Ed Yardeni And Scott Sumner

A Benjamin Cole post

Market Monetarist don Scott Sumner has indirectly responded to Ed Yardeni’s surmising that it is secular stagnation and weak demand that is causing the crummy U.S. productivity stats.

Sumner notes official unemployment rates have been falling, hard to square with sluggish AD causing schlumpy productivity.

But what if I told you Americans are working about the same number of hours in aggregate today as in 2007…and in 2000?

BC Productivity_1

For Q1 2016, the index of hours worked nationally in the United States private sector was 112.3. It was 110.2 in Q2 2007, and 109.2 in Q2 2000. That is 16 years of essentially no employment growth in the United States. There is plenty of capacity, even in labor, on the sidelines.

BC Productivity_2

And above is output per hour. It flat-lines after 2010.

So, as a nation, Americans are working about as many hours as 16 years ago, and output per hour has not risen much in the last six years.

Does that strike anyone as an era of robust AD?


The last 16 years sure looks like an economy limping along.

Maybe a surge in aggregate demand—helicopter drops, for example—would not boost productivity, and would only boost employment and total hours worked. Boy, what a terrible outcome!

Or maybe productivity is sluggish as labor is cheap. Employers just add some bodies on to meet the small increases in demand.

As a counter-example, if the U.S. eliminated the minimum wage, it is likely productivity would drop, even as employment surged.

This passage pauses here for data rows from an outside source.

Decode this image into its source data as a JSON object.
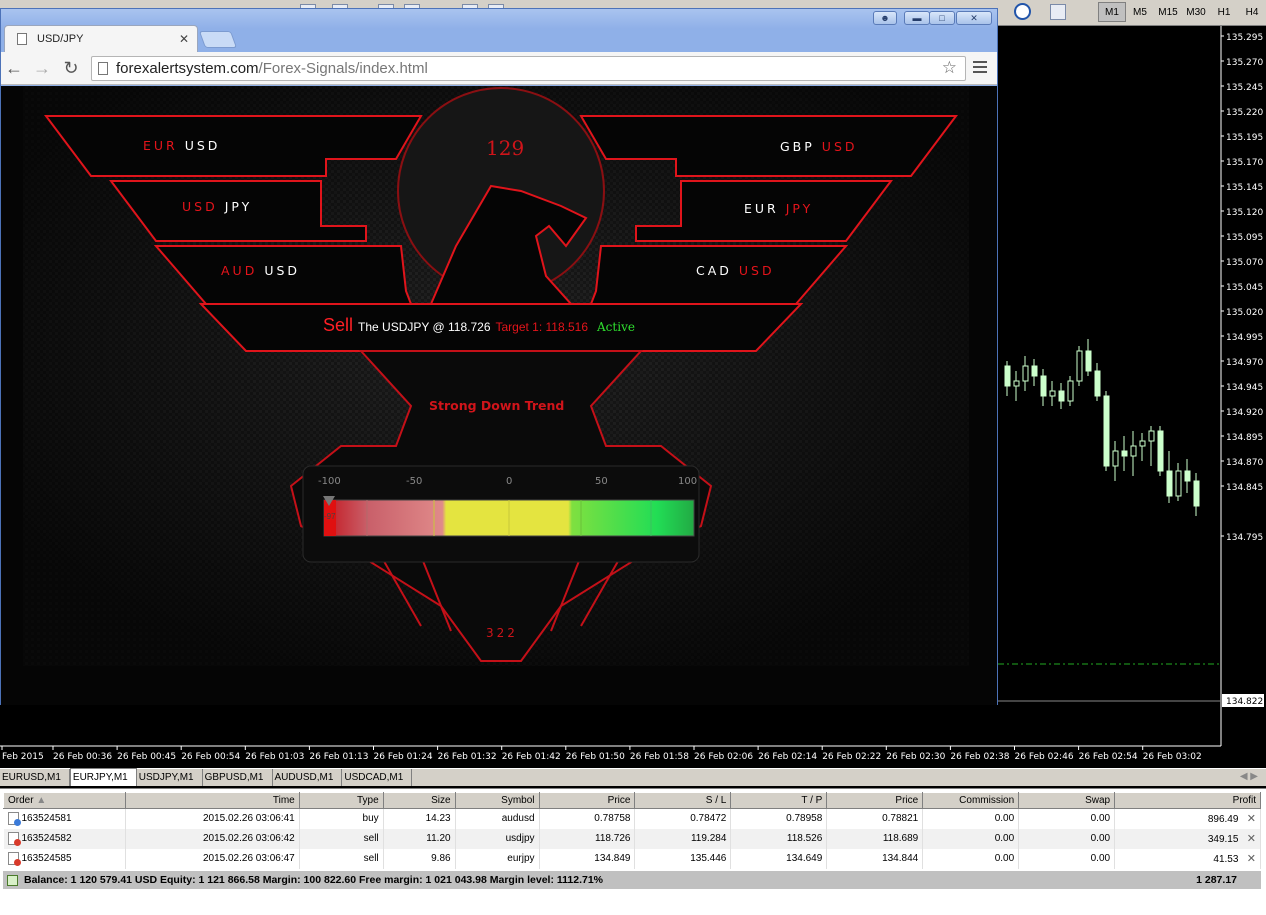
{
  "platform": {
    "timeframes": [
      "M1",
      "M5",
      "M15",
      "M30",
      "H1",
      "H4"
    ],
    "active_timeframe": "M1"
  },
  "browser": {
    "tab_title": "USD/JPY",
    "url_domain": "forexalertsystem.com",
    "url_path": "/Forex-Signals/index.html"
  },
  "signal_page": {
    "counter_top": "129",
    "counter_bottom": "322",
    "pairs_left": [
      {
        "base": "EUR",
        "quote": "USD"
      },
      {
        "base": "USD",
        "quote": "JPY"
      },
      {
        "base": "AUD",
        "quote": "USD"
      }
    ],
    "pairs_right": [
      {
        "base": "GBP",
        "quote": "USD"
      },
      {
        "base": "EUR",
        "quote": "JPY"
      },
      {
        "base": "CAD",
        "quote": "USD"
      }
    ],
    "signal": {
      "action": "Sell",
      "text": "The USDJPY @ 118.726",
      "target": "Target 1: 118.516",
      "status": "Active"
    },
    "trend": "Strong Down Trend",
    "gauge": {
      "ticks": [
        "-100",
        "-50",
        "0",
        "50",
        "100"
      ],
      "value": -97,
      "value_label": "-97"
    }
  },
  "chart": {
    "price_ticks": [
      "135.295",
      "135.270",
      "135.245",
      "135.220",
      "135.195",
      "135.170",
      "135.145",
      "135.120",
      "135.095",
      "135.070",
      "135.045",
      "135.020",
      "134.995",
      "134.970",
      "134.945",
      "134.920",
      "134.895",
      "134.870",
      "134.845",
      "134.822",
      "134.795"
    ],
    "current_price": "134.822",
    "time_ticks": [
      "Feb 2015",
      "26 Feb 00:36",
      "26 Feb 00:45",
      "26 Feb 00:54",
      "26 Feb 01:03",
      "26 Feb 01:13",
      "26 Feb 01:24",
      "26 Feb 01:32",
      "26 Feb 01:42",
      "26 Feb 01:50",
      "26 Feb 01:58",
      "26 Feb 02:06",
      "26 Feb 02:14",
      "26 Feb 02:22",
      "26 Feb 02:30",
      "26 Feb 02:38",
      "26 Feb 02:46",
      "26 Feb 02:54",
      "26 Feb 03:02"
    ],
    "candle_color": "#ccffcc",
    "level_line_color": "#22aa22"
  },
  "chart_tabs": [
    "EURUSD,M1",
    "EURJPY,M1",
    "USDJPY,M1",
    "GBPUSD,M1",
    "AUDUSD,M1",
    "USDCAD,M1"
  ],
  "active_chart_tab": "EURJPY,M1",
  "terminal": {
    "columns": [
      "Order",
      "Time",
      "Type",
      "Size",
      "Symbol",
      "Price",
      "S / L",
      "T / P",
      "Price",
      "Commission",
      "Swap",
      "Profit"
    ],
    "rows": [
      {
        "order": "163524581",
        "time": "2015.02.26 03:06:41",
        "type": "buy",
        "size": "14.23",
        "symbol": "audusd",
        "price": "0.78758",
        "sl": "0.78472",
        "tp": "0.78958",
        "cur_price": "0.78821",
        "commission": "0.00",
        "swap": "0.00",
        "profit": "896.49"
      },
      {
        "order": "163524582",
        "time": "2015.02.26 03:06:42",
        "type": "sell",
        "size": "11.20",
        "symbol": "usdjpy",
        "price": "118.726",
        "sl": "119.284",
        "tp": "118.526",
        "cur_price": "118.689",
        "commission": "0.00",
        "swap": "0.00",
        "profit": "349.15"
      },
      {
        "order": "163524585",
        "time": "2015.02.26 03:06:47",
        "type": "sell",
        "size": "9.86",
        "symbol": "eurjpy",
        "price": "134.849",
        "sl": "135.446",
        "tp": "134.649",
        "cur_price": "134.844",
        "commission": "0.00",
        "swap": "0.00",
        "profit": "41.53"
      }
    ],
    "balance_line": "Balance: 1 120 579.41 USD  Equity: 1 121 866.58  Margin: 100 822.60  Free margin: 1 021 043.98  Margin level: 1112.71%",
    "total_profit": "1 287.17"
  }
}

But aggregate demand could stay weak, even with the decrease in unemployment.


The truth is, aggregate demand is weak globally, which is why economies everywhere are waterlogged with capacity, especially China and Japan, which have built up exporting industries to service world markets.

If global aggregate demand is weak, does that not suggest a universal condition, such as tight major central banks?

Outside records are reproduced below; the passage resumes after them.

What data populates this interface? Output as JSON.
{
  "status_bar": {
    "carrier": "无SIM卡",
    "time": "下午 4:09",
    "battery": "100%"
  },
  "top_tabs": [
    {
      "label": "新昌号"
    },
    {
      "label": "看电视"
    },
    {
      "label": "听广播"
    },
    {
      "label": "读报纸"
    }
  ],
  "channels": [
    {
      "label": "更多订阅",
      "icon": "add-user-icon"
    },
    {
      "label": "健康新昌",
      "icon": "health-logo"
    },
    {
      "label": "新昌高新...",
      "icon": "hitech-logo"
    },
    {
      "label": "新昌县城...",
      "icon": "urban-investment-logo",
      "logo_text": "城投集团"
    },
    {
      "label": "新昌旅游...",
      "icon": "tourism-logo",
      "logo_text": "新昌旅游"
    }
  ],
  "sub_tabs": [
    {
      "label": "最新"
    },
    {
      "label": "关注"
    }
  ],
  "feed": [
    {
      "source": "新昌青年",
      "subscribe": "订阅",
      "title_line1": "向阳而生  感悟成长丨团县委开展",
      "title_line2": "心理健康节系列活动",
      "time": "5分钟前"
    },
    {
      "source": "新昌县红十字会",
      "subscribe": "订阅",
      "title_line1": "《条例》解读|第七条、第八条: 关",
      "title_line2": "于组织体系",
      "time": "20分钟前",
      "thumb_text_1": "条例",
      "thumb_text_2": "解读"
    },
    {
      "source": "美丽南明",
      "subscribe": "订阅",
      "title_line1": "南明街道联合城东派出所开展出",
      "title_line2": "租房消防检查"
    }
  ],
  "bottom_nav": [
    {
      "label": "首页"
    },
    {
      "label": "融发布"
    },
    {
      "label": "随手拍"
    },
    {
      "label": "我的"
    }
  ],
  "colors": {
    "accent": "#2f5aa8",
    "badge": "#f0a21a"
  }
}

Demand & Productivity

In “The Great Productivity Puzzle”, John Cassidy writes:

More worrying is the fact that slow productivity growth has now persisted for almost a decade, and that this development hasn’t been restricted to the United States. Something similar has happened in countries like Japan, Germany, France, and the United Kingdom. Whatever is driving the slowdown in productivity growth appears to be affecting the advanced world as a whole. What is it?

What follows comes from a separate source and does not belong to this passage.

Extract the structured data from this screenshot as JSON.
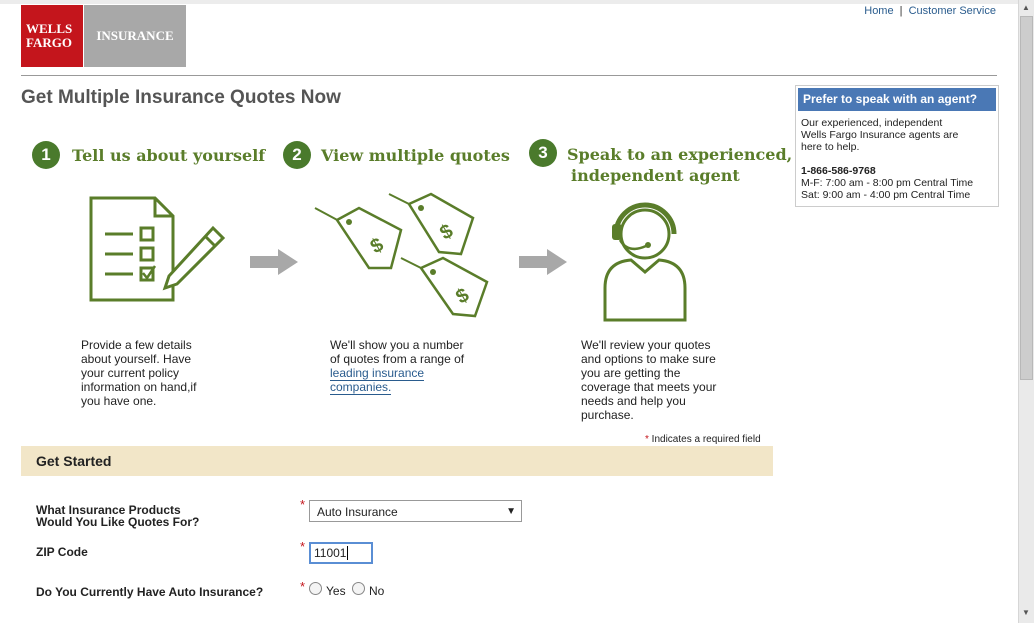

One possibility is:

The bigger issue is that many corporations aren’t seeing enough demand for their products to justify large new investments. And even when they do see an uptick in demand they hire new workers who have to make do with existing equipment. So employment growth looks healthy, but the economy remains stuck in a low-growth, low-investment, low-productivity trap.

If this is what’s happening, there isn’t anything wrong with new technology, or the economy’s capacity to grow: the issue is how exploit its potential. If higher demand could be sustained, perhaps through a fiscal or monetary stimulus, firms would step up investment, and the economy would return to a more virtuous circle, in which higher rates of productivity growth and G.D.P. growth reinforced each other. This is basically what happened between 1945 and 1973.

In the same vein, Bernanke writes:

On the other hand, as mentioned earlier, the recent decline in productivity growth (and thus in potential output) has been both large and mostly unexpected. Some have hypothesized that this decline is not purely exogenous but has been influenced, to some extent, by short-term economic conditions. For example, the slow recovery from the Great Recession likely impeded capital investment, business formation, and the acquisition of skills and experience by workers, which in turn may have contributed to the disappointing pace of productivity gains. The converse possibility, that stronger economic growth today might have positive and lasting effects on the economy’s ability to grow, is for some an argument for erring on the side of more stimulative policies.

The charts provide an illustration of the importance of the stability and growth level of demand (NGDP) for the productivity growth outcome.

Demand & Productivity

Update (Aug 11) Kocherlakota pitches demand:

What to do? When faced with a decline in productivity, economists typically offer so-called supply-side solutions, such as lowering taxes or eliminating regulations. It’s important to recognize, though, that policies aimed at stimulating demand might be able to help a lot.

Suppose, for example, that macroeconomic policy choices convinced businesses to expect faster growth in the demand for their goods and services than they currently do. Companies would react by investing in more physical capital, and in the innovation needed to make that capital (and the people who work with it) more productive.